Support percentage: This is the percentage of tokens needed to endorse the voting in favor of a yes; for example, if the support percentage is set to 50%, more than 50% of votes from the comprehensive votes have to be yes to get the proposal passed.
Minimum approval percentage: This is the percentage of yes votes needed to approve the proposal from the remaining pool of tokens.
Vote duration: This is the time period within which the participating members can vote.
Set up these values according to your will, or refer to the image below for example values. Go to the next step to set up the token.
Enter a preferred name and symbol for your token. Then enter the token holders/members of DAO and distribute tokens to them. Check information and hit ‘Launch your organization.
At this point, the MetaMask window will pop up for transaction authorization, ensure the transaction (2 in total), and you should be ready to go.
Note: Don’t choose the speed-up option in MetaMask during the transaction processing, and do not refresh the window.

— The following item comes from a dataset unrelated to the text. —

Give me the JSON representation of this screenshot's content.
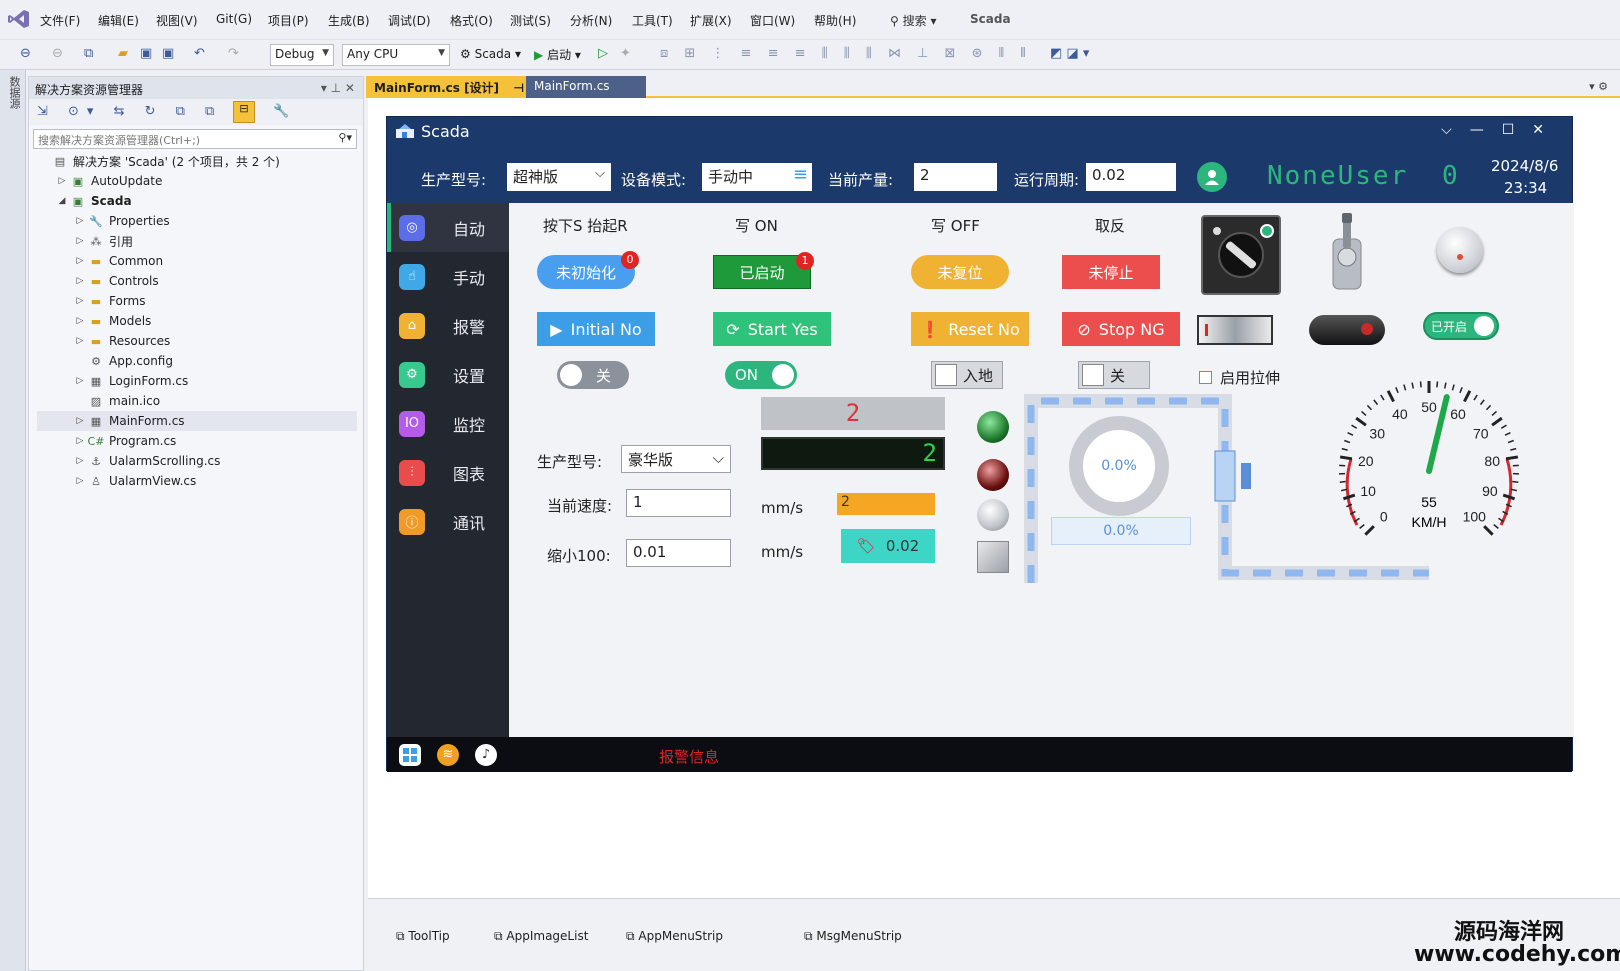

Once both the transactions are authorized, you should be introduced to a window similar to this:
Click on get started, and now let us assemble our first proposal question to initiate the voting approach.
Click on ‘Voting’ from the left menu and then click on ‘New vote’, initiate a new proposal question, and open it for voting (this will be estimated as a transaction as it is a write operation).
Once the proposal is live, members can vote yes or no, and the voting window will be open for the time duration set in the earlier steps. In our case, it is 14 days
Just like the method shown above for Aragon, You can create your own DAOs with the help of Juicebox (It is a programmable funding protocol), DAOstack Alchemy (A decentralized application for budgeting, collaboration, and DAO management), XDAO (DAO Ecosystem Built for a Decentralized Future), DAODAO (Web3 Social Platform).
Challenges and Unknowns
Despite their growing popularity, DAOs have a long way to push before reaching full mainstream adoption.
It’s always feasible that the governance token value for a DAO may shoot at zero. Potential investors should do their homework first and only consume what they can afford to lose.
DAOs will also need to overpower many potential regulatory and legal challenges, particularly in the U.S. There are several unknowns concerning how potential legal frameworks across the U.S. could influence DAOs and how they function.
Despite the unknowns, those in the space think that DAOs will be disruptive to conventional structures of business.
“I presume DAOs are the new LLCs,” Turley states while talking about Crypto on Blockworks Macro¹². “I presume in five to six years, enterprises won’t be interested in equity anymore but rather own their own DAO. They’ll have tokens, and they’ll be depicted as DAOs.”
Billionaire investor Mark Cuban has also said that he witnesses value in DAOs. “The future of enterprises could be very different as DAOs take on legacy businesses,” he tweeted in May ¹³. “Entrepreneurs that foster DAOs can make money. If the community excels at governance, everyone stakes in the upside.”
Cuban acknowledged that DAOs “won’t be a fit for every type of venture,” but, in his view, ”[t]here are so many features and procedures in any given organization that can be more efficient and effective using a decentralized, trustless procedure.”
The contemporary wave of the mainstream, institutional investment¹⁴ in DAOs is also a sign of development for the industry. It also shows the potential for more across-the-board adoption, leading to probable prominent competition with traditional businesses and communities.
Turley signifies that the mega-popular and successful establishments of the future may be DAOs. “I believe that the next Facebook-like company will be assembled as a DAO rather than an LLC,” he expresses.
Congratulations on learning about DAO and being sovereign and creating your decentralized autonomous organization! In this guide, we learned about DAOs, How do they work, how to set up a node in MetaMask, and how to get test ETH; last but definitely not least, we learned how to create a DAO on Aragon and how to vote in a DAO, as well as the challenges faced by the Web3 Community.
🚀 Need help building your DAO? Check out https://guavatech.io/
Contributing writer: Abhishek P F
10. Rinkeby faucet
12. Blockworks Macro